©Colette Lewis 2011--
Mitchell Krueger and Michael Redlicki haven't played since the semifinals of Kalamazoo last year, a match Redlicki won 7-6(6), 6-4 en route to the 16s title. On Tuesday, Krueger, the No. 6 seed, assured himself another shot at the 6-foot-7 left-hander, beating qualifier Denis Nguyen 6-3, 6-1. Redlicki had beaten Justin To of Hong Kong 6=2, 6-1 on Monday.
"It's been almost a whole year," said Redlicki. "We've developed a lot in the nine or so months it's been. We're going to have to adapt to what happens at the beginning of the match, especially the elements, because it gets really windy out here."
Redlicki, who was at the Home Depot Center to play doubles this afternoon, did watch Krueger play, and had to be impressed with what he saw. Krueger, 17, dictated play from his position on the baseline, and kept Nguyen scrambling to stay in the points. Krueger, who picked up his first ATP point in the McAllen, Texas Futures last month, thinks that playing that level of competition will help him against Redlicki.
"Not many juniors have that size advantage," said Krueger. "And being lefty, that's another advantage. So it's good seeing the pro level, and I feel I'm competing pretty well at that level."
Krueger still remembers the set point he had in the opening set in the Kalamazoo semifinal.
"I had a set point with a pretty easy volley, and I let it go," said Krueger. "We had a pretty good match overall, and I feel I'm playing pretty well right now. We'll see tomorrow. It should be pretty fun."
Redlicki, also 17, said he would talk to his coach about strategy.
"We'll come up with a grand scheme, use it tomorrow and hope it turns out for the best."
Bjorn Fratangelo, top seed in the boys 18s, had a long wait when his not before 10:30 match went on more than three hours later due to two three-set girls matches. But he handled qualifier Ernesto Escobedo 6-2, 6-4 and will play Claremont finalist David Doehring, who received a wild card, in Wednesday's second round match. Fratangelo is writing a blog for the USTA during the tournament, and the first entry can be found here.
One of the matches that kept Fratangelo waiting was Yuki Chiang's 6-0, 4-6, 6-2 victory over No. 14 seed Caroline Doyle. Chiang played flawlessly in the opening set, and said she was successful in implementing her strategy of staying away from Doyle's forehand, but went away from that in the second set, which she realized was a mistake. Once she returned to executing that strategy, Chiang was able to dictate play more consistently and close out the match. She will next play top seed Katrine Steffensen, who is the one of the few top 16s seeds remaining in the draw after two rounds. No. 2 seed Adi Milstein lost in Monday's first round, and in today's second round, No. 3 seed Julia O'Loughlin and No. 5 seed Maria Smith lost to Maia Magill and Kiah Generette respectively. No. 4 seed Nicolette Tran and No. 8 seed Marie Norris are the only other Top 8 seeds in Wednesday's round of 16.

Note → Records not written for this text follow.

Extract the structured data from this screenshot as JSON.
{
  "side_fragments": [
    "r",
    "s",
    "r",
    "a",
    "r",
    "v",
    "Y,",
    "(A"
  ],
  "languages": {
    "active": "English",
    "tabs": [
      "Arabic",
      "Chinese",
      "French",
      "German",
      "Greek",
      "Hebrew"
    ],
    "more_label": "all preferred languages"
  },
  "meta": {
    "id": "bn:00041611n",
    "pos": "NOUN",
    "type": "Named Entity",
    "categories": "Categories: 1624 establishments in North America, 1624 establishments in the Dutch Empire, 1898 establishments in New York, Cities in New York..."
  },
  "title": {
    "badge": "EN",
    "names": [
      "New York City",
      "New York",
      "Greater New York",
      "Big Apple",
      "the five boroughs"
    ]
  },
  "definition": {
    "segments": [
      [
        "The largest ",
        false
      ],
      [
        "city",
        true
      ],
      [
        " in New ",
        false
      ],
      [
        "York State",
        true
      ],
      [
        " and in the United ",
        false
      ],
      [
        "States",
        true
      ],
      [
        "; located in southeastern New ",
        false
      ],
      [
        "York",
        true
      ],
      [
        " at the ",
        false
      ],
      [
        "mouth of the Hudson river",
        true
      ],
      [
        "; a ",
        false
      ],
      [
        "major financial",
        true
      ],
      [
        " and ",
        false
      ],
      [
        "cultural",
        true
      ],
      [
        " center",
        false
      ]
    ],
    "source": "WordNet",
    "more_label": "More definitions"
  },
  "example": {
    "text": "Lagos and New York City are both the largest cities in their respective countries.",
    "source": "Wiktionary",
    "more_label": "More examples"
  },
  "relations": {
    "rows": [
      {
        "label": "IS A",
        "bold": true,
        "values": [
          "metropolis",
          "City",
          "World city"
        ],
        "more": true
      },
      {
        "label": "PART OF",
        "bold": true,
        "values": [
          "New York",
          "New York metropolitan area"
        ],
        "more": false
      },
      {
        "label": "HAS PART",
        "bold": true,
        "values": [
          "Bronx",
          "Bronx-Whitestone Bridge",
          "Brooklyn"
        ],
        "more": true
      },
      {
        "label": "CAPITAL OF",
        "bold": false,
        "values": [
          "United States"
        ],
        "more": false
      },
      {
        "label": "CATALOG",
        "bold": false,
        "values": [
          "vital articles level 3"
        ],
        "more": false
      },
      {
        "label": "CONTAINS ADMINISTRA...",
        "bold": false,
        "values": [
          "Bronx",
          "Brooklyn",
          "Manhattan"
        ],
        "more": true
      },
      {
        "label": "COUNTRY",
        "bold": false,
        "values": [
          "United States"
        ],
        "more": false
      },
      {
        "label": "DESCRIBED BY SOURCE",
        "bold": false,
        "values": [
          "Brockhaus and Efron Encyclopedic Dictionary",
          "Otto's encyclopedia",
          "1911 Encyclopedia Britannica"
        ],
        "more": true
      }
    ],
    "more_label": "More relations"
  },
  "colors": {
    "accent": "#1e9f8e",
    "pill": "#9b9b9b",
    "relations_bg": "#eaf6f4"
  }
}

There were fewer surprises in the boys 16s, with top seed Luca Corinteli, No. 2 seed Spencer Papa and No. 4 seed Joseph DiGiulio all advancing to the third round. No. 3 seed George Goldhoff went out in a long, tough match with Deiton Baughman on the upper courts, with Baughman earning a 3-6, 7-6(5), 7-6(0) victory.
In the girls 18s, the only seed to fall was No. 15 Gabrielle DeSimone, who retired in her match with Alejandra Cisneros of Mexico down 5-2 in the first set.
The big upset in the girls 18s came in the doubles, when top seeds and Orange Bowl champions Lauren Herring and Madison Keys fell to Giuliana Olmos and Marcela Zacarias of Mexico 7-5, 1-6, 10-8.
I intend to watch the Krueger - Redlicki match on Wednesday, but because there is a conference call with Patrick McEnroe which will include the announcement of the new Orange Bowl site that I also need to participate in, I may not be able to follow the match quite as closely as I would like.
For complete results and Wednesday's order of play, see the tournament site at usta.com.
Tuesday, April 5, 2011